- Perioral (periorificial) dermatitis: small erythematous papules around the mouth, nose, or periorbital areas, most commonly in young women
- Miliaria (“sweat rash”): occurs due to occlusion of eccrine sweat ducts, with extravasation of sweat into dermis causing inflammation; typically seen in body skin folds or areas occluded by clothes or other
Predominantly on trunk or extremities
- HIV-associated eosinophilic folliculitis: seen in patients with advanced HIV disease, presenting as intense pruritus and recurrent patches of lesions that lead to scarring and hyperpigmentation; uncertain etiology but possibly related to dysregulated immune response to an infectious agent
- Drug-induced folliculitis: occasionally seen after systemic administration of glucocorticoids, phenytoin, lithium, isoniazid, or cyclosporine
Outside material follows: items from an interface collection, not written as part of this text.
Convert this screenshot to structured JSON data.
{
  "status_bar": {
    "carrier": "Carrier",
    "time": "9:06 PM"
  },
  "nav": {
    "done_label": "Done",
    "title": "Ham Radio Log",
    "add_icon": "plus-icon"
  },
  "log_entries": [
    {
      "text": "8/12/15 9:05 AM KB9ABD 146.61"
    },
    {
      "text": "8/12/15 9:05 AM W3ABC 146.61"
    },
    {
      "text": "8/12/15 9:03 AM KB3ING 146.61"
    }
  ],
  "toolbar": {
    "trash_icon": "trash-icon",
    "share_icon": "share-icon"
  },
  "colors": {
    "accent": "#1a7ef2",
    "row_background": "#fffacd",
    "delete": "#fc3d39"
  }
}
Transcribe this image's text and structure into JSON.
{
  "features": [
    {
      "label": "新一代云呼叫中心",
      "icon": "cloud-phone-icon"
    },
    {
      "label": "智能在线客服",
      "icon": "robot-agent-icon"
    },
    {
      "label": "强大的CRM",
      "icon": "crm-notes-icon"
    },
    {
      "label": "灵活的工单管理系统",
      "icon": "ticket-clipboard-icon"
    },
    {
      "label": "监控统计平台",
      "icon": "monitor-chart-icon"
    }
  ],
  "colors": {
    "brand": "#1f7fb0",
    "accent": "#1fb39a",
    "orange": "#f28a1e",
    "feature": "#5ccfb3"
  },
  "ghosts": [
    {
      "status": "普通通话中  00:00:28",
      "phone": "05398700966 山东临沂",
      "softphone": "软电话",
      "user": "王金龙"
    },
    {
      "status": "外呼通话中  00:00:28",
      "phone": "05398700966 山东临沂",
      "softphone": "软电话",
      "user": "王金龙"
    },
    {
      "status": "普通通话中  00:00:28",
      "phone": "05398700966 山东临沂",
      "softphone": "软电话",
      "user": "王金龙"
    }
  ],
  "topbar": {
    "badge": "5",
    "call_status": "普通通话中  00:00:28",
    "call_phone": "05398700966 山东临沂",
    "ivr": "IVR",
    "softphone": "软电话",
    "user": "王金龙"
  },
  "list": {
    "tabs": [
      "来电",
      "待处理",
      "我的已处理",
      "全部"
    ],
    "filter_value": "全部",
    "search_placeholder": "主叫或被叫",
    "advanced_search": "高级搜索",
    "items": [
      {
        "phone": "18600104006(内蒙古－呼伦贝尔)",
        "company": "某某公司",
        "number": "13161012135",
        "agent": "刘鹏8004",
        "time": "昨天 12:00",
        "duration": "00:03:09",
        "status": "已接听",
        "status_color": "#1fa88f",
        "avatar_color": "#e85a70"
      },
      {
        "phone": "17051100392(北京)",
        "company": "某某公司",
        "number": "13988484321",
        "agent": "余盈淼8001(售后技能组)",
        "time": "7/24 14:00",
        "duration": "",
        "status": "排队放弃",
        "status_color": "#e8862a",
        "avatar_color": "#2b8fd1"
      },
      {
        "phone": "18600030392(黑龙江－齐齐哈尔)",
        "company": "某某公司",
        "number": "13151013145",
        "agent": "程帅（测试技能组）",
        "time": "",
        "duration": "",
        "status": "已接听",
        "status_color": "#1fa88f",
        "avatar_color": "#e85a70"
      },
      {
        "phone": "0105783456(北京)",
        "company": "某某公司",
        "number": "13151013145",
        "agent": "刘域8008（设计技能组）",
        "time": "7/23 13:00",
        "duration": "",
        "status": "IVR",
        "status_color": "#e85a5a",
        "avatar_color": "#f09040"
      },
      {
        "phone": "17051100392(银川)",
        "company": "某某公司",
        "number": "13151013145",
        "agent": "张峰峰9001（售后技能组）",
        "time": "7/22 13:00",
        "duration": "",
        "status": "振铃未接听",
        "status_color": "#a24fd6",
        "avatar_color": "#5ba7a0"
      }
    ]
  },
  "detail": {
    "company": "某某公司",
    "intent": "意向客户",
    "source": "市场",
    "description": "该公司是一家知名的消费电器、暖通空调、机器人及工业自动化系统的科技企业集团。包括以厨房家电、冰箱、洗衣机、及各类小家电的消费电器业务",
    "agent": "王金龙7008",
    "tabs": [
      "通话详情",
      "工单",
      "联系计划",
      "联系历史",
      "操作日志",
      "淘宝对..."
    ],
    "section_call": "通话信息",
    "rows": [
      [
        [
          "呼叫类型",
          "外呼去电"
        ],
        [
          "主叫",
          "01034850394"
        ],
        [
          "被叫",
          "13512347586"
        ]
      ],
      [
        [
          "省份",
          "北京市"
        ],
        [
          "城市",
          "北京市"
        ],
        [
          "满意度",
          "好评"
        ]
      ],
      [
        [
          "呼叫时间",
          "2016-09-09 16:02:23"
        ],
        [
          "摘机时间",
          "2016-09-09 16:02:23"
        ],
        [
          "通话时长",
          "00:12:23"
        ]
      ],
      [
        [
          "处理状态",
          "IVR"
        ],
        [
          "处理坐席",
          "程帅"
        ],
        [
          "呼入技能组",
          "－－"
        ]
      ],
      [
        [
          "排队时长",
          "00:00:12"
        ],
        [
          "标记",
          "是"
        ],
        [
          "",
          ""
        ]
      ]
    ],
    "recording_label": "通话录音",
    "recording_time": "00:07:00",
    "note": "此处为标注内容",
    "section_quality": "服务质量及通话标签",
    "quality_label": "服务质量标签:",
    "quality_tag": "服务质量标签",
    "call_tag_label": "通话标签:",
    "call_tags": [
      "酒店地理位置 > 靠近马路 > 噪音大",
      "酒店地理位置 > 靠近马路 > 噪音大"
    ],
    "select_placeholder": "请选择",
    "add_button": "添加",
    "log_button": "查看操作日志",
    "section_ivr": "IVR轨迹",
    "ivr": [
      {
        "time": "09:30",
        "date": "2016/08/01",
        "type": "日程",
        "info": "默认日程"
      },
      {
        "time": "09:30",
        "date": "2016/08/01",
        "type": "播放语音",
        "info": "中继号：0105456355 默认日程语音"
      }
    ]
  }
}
- Keratosis pilaris: presents with asymptomatic, keratotic follicular papules in children and young adults
- Prurigo: refers to intensely pruritic papules or nodules (“prurigo nodularis“), often with no known cause. Chronic scratching or rubbing can cause permanent changes to the skin, including hyperkeratosis and hyperpigmentation, and scarring. Associated skin disorders and health conditions include atopic eczema, bullous pemphigoid, allergic reaction to insect bites, iron deficiency, thyroid disease, HIV infection, pregnancy, chronic renal failure, diabetes, and lymphoma.
- Occupational folliculitis: occurs after chronic exposure to oils (“oil folliculitis”), coal tar, irritants, toxins, or chemicals (e.g., polychlorinated biphenyls [PCBs], dioxins, herbicides). Coal tar is also used therapeutically for eczema and psoriasis.
- Jackson JD. Infectious folliculitis. Evidence-Based Medicine. UptoDate. Retrieved on August 16, 2020, from https://www.uptodate.com/contents/infectious-folliculitis?search=folliculitis&source=search_result&selectedTitle=1~97&usage_type=default&display_rank=1#H604478874
- Oakley A. (2009). Prurigo. DermNet New Zealand (Supported by and contributed to by New Zealand Dermatologists on behalf of the New Zealand Dermatological Society Incorporated). https://dermnetnz.org/topics/prurigo/